Usually a research process will define a group of managers who are all good at what they do within a particular sector or asset class.
The manager selection decision depends largely on which managers combine well and in what proportions in order to create the risk and return characteristics required in order to meet the client’s investment objectives.
When combining managers it is important to focus on understanding the risk/return drivers specific to each manager in order to make a reasonable estimate of how they will probably derive returns.
The key to reaching this understanding of risk is to recognise that risk is ultimately a qualitative, subjective and fluid concept. Various quantitative tools are used in exploring risk, but care must be taken not to fall into the trap of viewing risk as a series of numbers that are fact.

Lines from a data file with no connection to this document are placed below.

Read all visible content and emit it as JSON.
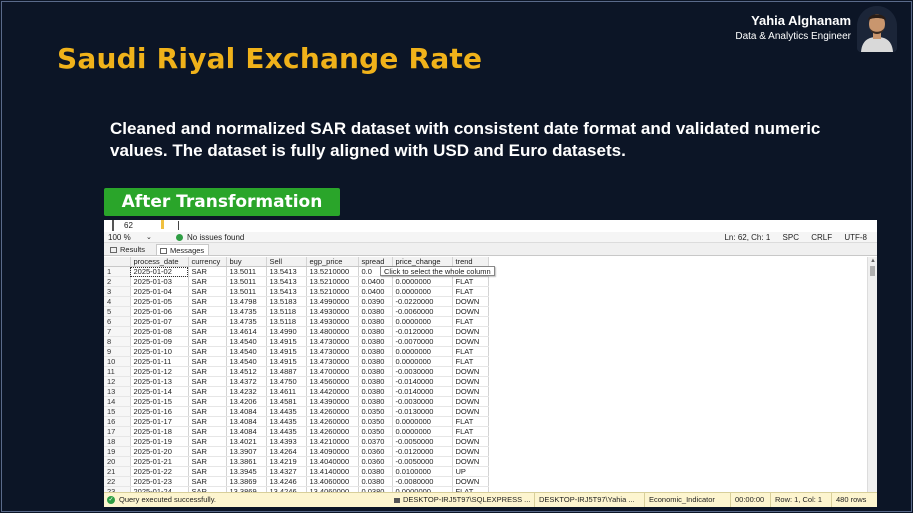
{
  "slide": {
    "title": "Saudi Riyal Exchange Rate",
    "description": "Cleaned and normalized SAR dataset with consistent date format and validated numeric values. The dataset is fully aligned with USD and Euro datasets.",
    "badge": "After Transformation"
  },
  "author": {
    "name": "Yahia Alghanam",
    "role": "Data & Analytics Engineer"
  },
  "ssms": {
    "editor_line": "62",
    "zoom": "100 %",
    "issues": "No issues found",
    "position": [
      "Ln: 62, Ch: 1",
      "SPC",
      "CRLF",
      "UTF-8"
    ],
    "tabs": [
      "Results",
      "Messages"
    ],
    "tooltip": "Click to select the whole column",
    "columns": [
      "process_date",
      "currency",
      "buy",
      "Sell",
      "egp_price",
      "spread",
      "price_change",
      "trend"
    ],
    "rows": [
      [
        "1",
        "2025-01-02",
        "SAR",
        "13.5011",
        "13.5413",
        "13.5210000",
        "0.0",
        "",
        ""
      ],
      [
        "2",
        "2025-01-03",
        "SAR",
        "13.5011",
        "13.5413",
        "13.5210000",
        "0.0400",
        "0.0000000",
        "FLAT"
      ],
      [
        "3",
        "2025-01-04",
        "SAR",
        "13.5011",
        "13.5413",
        "13.5210000",
        "0.0400",
        "0.0000000",
        "FLAT"
      ],
      [
        "4",
        "2025-01-05",
        "SAR",
        "13.4798",
        "13.5183",
        "13.4990000",
        "0.0390",
        "-0.0220000",
        "DOWN"
      ],
      [
        "5",
        "2025-01-06",
        "SAR",
        "13.4735",
        "13.5118",
        "13.4930000",
        "0.0380",
        "-0.0060000",
        "DOWN"
      ],
      [
        "6",
        "2025-01-07",
        "SAR",
        "13.4735",
        "13.5118",
        "13.4930000",
        "0.0380",
        "0.0000000",
        "FLAT"
      ],
      [
        "7",
        "2025-01-08",
        "SAR",
        "13.4614",
        "13.4990",
        "13.4800000",
        "0.0380",
        "-0.0120000",
        "DOWN"
      ],
      [
        "8",
        "2025-01-09",
        "SAR",
        "13.4540",
        "13.4915",
        "13.4730000",
        "0.0380",
        "-0.0070000",
        "DOWN"
      ],
      [
        "9",
        "2025-01-10",
        "SAR",
        "13.4540",
        "13.4915",
        "13.4730000",
        "0.0380",
        "0.0000000",
        "FLAT"
      ],
      [
        "10",
        "2025-01-11",
        "SAR",
        "13.4540",
        "13.4915",
        "13.4730000",
        "0.0380",
        "0.0000000",
        "FLAT"
      ],
      [
        "11",
        "2025-01-12",
        "SAR",
        "13.4512",
        "13.4887",
        "13.4700000",
        "0.0380",
        "-0.0030000",
        "DOWN"
      ],
      [
        "12",
        "2025-01-13",
        "SAR",
        "13.4372",
        "13.4750",
        "13.4560000",
        "0.0380",
        "-0.0140000",
        "DOWN"
      ],
      [
        "13",
        "2025-01-14",
        "SAR",
        "13.4232",
        "13.4611",
        "13.4420000",
        "0.0380",
        "-0.0140000",
        "DOWN"
      ],
      [
        "14",
        "2025-01-15",
        "SAR",
        "13.4206",
        "13.4581",
        "13.4390000",
        "0.0380",
        "-0.0030000",
        "DOWN"
      ],
      [
        "15",
        "2025-01-16",
        "SAR",
        "13.4084",
        "13.4435",
        "13.4260000",
        "0.0350",
        "-0.0130000",
        "DOWN"
      ],
      [
        "16",
        "2025-01-17",
        "SAR",
        "13.4084",
        "13.4435",
        "13.4260000",
        "0.0350",
        "0.0000000",
        "FLAT"
      ],
      [
        "17",
        "2025-01-18",
        "SAR",
        "13.4084",
        "13.4435",
        "13.4260000",
        "0.0350",
        "0.0000000",
        "FLAT"
      ],
      [
        "18",
        "2025-01-19",
        "SAR",
        "13.4021",
        "13.4393",
        "13.4210000",
        "0.0370",
        "-0.0050000",
        "DOWN"
      ],
      [
        "19",
        "2025-01-20",
        "SAR",
        "13.3907",
        "13.4264",
        "13.4090000",
        "0.0360",
        "-0.0120000",
        "DOWN"
      ],
      [
        "20",
        "2025-01-21",
        "SAR",
        "13.3861",
        "13.4219",
        "13.4040000",
        "0.0360",
        "-0.0050000",
        "DOWN"
      ],
      [
        "21",
        "2025-01-22",
        "SAR",
        "13.3945",
        "13.4327",
        "13.4140000",
        "0.0380",
        "0.0100000",
        "UP"
      ],
      [
        "22",
        "2025-01-23",
        "SAR",
        "13.3869",
        "13.4246",
        "13.4060000",
        "0.0380",
        "-0.0080000",
        "DOWN"
      ],
      [
        "23",
        "2025-01-24",
        "SAR",
        "13.3869",
        "13.4246",
        "13.4060000",
        "0.0380",
        "0.0000000",
        "FLAT"
      ]
    ],
    "status": {
      "message": "Query executed successfully.",
      "server": "DESKTOP-IRJ5T97\\SQLEXPRESS ...",
      "user": "DESKTOP-IRJ5T97\\Yahia ...",
      "database": "Economic_Indicator",
      "time": "00:00:00",
      "position": "Row: 1, Col: 1",
      "rows": "480 rows"
    }
  }
}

Statistical risk is an indicator of actual risk, and often a rather vague one at that.
A good research process should aim to arrive at a stated level of conviction behind a recommendation.
The aim is therefore to identify a diverse range of investment approaches and managers that have differentiated sources of excess return to draw from. This should put a multi-manager in a position to harness as many different high conviction sources of excess returns within portfolios as are available.
Armed with choice, a good multi-manager can then effectively blend managers to achieve the best portfolio combination.
Characteristics in a reference index (style, size, sector, region) will deliver a return, but it will not always be positive so it is essential to blend managers to mitigate the impact of this volatility.
Returns associated with the manager’s skill should, by definition, be more persistent since they depend on inefficiencies that are not efficiently priced by the market.
In blending managers, we look for the most efficient combination of all these risk sources. The range of sophisticated quantitative risk systems at our disposal help us, but we also need an accurate qualitative understanding of the manager’s investment philosophy and process.
Of course, circumstances change as often as conditions in financial markets alter, and the style attributes and risks in a fund manager’s portfolio can change with it. This is why ongoing research and detailed monitoring of managers and their portfolios is essential for performance and risk over time.
Ensuring that an investment manager is financially stable, has the appropriate risk and compliance functions in place, and takes an appropriate approach to risk is essential. Therefore, good multi-managers must robustly kick the tyres of investment businesses in order to be clear that the investment team in question really do contribute to performance in the way that they said they do.
If, when selected, a manager offers a certain set of style characteristics, monitoring the exposures in their portfolios for different factors can prove insightful for early warning of changes in their approach and/or their contribution to risk. Understanding when characteristics in a portfolio are changing (and why) is critical, so adjustments to the weighting can be made to reflect this.
Nicholas Pothier is manager of HSBC open global return and open global distribution funds.